Two overall patterns emerge from this study. First, those sites known to impair radial arm maze performance or related tests of spatial memory when lesioned bilaterally, consistently showed abnormal Fos levels after unilateral fornix lesions. This applies to the hippocampus, entorhinal cortex, subiculum, retrosplenial cortex, and anterior thalamic nuclei (Walker and Olton, 1979; Morris et al., 1982;Olton, 1982; Sutherland et al., 1988; Taube et al., 1992; Sutherland and Hoesing, 1993; Aggleton et al., 1996; Byatt and Dalrymple-Alford, 1996; Kesner and Giles, 1998; Laxmi et al., 1999). Whereas there are conflicting reports on the importance of the medial prefrontal cortex for such tasks (Brito et al., 1982; Olton, 1982; Ragozzino et al., 1998; Delatour and Gisquet-Verrier, 2000), lesion data do indicate a modulatory role for the prelimbic area (Ragozzino et al., 1999;Delatour and Gisquet-Verrier, 2000), and this region showed changed Fos levels in the present study. Similarly, changes in supramammillary nucleus activity can disrupt spatial memory tasks (Pan and McNaughton, 1997), and again Fos changes were observed. A possible exception is the medial septum, but this may reflect the fact that it is functionally upstream from the fornix disconnection (Leranth et al., 1992; Kirk, 1998) and, hence, less sensitive to this manipulation.

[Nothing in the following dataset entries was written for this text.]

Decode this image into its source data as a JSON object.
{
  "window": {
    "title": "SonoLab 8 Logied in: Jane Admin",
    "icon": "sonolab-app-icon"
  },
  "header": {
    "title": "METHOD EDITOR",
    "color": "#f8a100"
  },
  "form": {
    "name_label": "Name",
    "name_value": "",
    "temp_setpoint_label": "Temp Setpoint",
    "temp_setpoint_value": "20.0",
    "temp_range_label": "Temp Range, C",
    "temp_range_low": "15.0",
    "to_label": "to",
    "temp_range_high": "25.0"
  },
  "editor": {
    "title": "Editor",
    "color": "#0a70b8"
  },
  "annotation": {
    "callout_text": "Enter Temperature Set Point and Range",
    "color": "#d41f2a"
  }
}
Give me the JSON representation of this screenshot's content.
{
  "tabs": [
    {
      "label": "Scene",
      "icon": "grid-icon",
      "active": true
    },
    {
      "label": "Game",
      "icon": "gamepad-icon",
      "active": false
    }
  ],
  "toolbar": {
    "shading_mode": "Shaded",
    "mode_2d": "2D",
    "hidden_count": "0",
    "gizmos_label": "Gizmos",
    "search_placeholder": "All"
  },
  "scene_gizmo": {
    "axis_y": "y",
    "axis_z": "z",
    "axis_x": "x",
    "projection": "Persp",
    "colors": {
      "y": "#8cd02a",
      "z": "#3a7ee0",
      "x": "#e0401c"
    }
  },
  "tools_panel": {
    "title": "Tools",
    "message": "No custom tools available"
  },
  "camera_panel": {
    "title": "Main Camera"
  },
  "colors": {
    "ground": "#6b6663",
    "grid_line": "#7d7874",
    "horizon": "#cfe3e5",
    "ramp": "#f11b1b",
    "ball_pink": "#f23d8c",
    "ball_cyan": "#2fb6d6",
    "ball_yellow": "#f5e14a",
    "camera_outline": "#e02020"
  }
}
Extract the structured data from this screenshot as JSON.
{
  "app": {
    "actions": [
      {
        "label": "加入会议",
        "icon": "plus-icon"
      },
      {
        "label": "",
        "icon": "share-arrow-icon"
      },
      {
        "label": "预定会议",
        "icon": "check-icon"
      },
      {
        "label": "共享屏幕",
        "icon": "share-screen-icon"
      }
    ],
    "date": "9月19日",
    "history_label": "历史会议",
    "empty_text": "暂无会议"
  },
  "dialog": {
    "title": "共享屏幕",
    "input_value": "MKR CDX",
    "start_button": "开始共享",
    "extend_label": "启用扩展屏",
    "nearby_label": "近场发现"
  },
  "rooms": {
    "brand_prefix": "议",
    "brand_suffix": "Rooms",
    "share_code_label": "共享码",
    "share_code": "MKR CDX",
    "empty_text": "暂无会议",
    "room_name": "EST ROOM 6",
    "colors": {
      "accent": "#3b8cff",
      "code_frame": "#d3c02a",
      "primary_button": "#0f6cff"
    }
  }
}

A second pattern reflects the considerable overlap between those regions with a difference in Fos levels between the lesioned and intact hemisphere, and those that show increased Fos levels in normal animals performing the same radial arm maze task (Vann et al., 2000a,b). Of 39 sites examined in both studies, 10 sites were unresponsive to both manipulations, whereas 22 showed Fos level changes in both studies. In all cases except one (prelimbic cortex), an area that normally showed an increase in Fos after a spatial memory task, showed a decrease in the same task after fornix lesion. The few exceptions to this pattern included nucleus reuniens and parts of the subiculum, where crossed fornical projections may have affected the results. This association not only shows how fornix lesions selectively disrupt the same regions that are activated by task performance (Vann et al., 2000a,b), but also underlines how the effects of fornix transection extend well beyond the hippocampal formation. The discovery that fornix damage produces widespread changes in a system of structures thought to support a specific form of memory, allocentric spatial memory, shows how tract lesions can have effects that are both task- and site-specific, yet capable of affecting multiple regions. Such effects need to be taken into consideration when trying to understand why fornix damage in humans can result in anterograde amnesia (Heilman and Sypert, 1977;Gaffan and Gaffan, 1991; Hodges and Carpenter, 1991; D'Esposito et al., 1995; McMackin et al., 1995; Aggleton et al., 2000).
This research was supported by a programme grant from the Medical Research Council (35 42994). We thank Alison Baird, Jo Oswald, Clea Warburton, and Prof. Rodney Grahame for their assistance.
Correspondence should be addressed to Prof. J. P. Aggleton, School of Psychology, Cardiff University, Tower Building, Park Place, Cardiff CF10 3YG, UK. E-mail:.